=== Section Start ===

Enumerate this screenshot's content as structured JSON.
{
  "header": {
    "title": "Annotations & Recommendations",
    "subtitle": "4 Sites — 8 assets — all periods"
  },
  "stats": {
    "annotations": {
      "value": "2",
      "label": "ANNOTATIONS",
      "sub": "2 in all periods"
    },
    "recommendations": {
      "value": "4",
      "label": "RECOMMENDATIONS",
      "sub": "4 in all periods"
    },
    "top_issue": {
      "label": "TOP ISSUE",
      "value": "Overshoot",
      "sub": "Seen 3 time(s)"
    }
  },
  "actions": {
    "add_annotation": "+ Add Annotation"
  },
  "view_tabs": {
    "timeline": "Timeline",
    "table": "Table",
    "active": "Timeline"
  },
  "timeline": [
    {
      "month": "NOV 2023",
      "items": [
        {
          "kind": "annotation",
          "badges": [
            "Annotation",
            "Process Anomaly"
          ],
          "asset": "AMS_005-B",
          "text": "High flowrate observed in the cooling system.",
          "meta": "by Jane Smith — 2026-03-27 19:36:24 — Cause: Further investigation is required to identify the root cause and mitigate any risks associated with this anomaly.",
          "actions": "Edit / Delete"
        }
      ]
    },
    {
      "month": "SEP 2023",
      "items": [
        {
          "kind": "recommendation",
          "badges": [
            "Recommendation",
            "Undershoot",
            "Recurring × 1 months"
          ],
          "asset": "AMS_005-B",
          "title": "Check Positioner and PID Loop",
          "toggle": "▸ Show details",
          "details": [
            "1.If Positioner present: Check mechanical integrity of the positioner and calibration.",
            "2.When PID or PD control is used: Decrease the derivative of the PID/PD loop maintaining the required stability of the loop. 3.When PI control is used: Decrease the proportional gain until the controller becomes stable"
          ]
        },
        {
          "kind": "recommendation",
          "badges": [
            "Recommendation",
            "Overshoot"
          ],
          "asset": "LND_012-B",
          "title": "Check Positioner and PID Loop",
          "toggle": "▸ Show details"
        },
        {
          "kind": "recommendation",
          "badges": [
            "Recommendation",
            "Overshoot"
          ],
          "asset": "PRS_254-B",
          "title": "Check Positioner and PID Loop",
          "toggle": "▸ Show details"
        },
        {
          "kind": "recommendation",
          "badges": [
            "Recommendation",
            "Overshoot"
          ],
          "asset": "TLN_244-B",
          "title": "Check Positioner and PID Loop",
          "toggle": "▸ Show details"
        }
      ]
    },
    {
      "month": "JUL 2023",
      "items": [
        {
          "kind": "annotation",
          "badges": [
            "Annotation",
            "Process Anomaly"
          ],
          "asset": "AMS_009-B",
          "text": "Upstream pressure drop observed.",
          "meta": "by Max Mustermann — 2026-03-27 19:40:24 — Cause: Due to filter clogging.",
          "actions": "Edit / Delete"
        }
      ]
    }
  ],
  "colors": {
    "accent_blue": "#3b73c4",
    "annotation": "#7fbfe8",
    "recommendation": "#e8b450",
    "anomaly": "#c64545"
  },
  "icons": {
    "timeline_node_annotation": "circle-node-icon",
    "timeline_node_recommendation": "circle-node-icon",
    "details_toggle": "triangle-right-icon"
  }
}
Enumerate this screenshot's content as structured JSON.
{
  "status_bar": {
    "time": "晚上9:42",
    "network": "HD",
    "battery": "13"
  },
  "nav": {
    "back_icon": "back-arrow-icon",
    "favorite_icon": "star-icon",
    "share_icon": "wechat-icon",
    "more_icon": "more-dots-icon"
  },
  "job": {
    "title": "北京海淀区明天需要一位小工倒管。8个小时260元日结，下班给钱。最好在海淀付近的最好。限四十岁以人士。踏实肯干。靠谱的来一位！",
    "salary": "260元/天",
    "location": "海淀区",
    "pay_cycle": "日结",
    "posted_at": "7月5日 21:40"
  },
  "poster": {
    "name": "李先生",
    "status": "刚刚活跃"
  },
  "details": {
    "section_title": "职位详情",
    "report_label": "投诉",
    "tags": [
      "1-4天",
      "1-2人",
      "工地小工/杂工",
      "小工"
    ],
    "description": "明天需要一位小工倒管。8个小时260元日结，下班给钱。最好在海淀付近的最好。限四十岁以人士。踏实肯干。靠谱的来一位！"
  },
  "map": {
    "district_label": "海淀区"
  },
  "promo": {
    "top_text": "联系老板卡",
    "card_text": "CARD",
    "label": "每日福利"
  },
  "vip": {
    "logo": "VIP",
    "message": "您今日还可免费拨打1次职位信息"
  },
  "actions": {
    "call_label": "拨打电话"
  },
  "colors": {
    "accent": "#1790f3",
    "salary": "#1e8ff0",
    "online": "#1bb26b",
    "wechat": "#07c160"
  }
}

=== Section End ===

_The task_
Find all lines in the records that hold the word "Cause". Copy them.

_Solved exercise_
          "meta": "by Jane Smith — 2026-03-27 19:36:24 — Cause: Further investigation is required to identify the root cause and mitigate any risks associated with this anomaly.",
          "meta": "by Max Mustermann — 2026-03-27 19:40:24 — Cause: Due to filter clogging.",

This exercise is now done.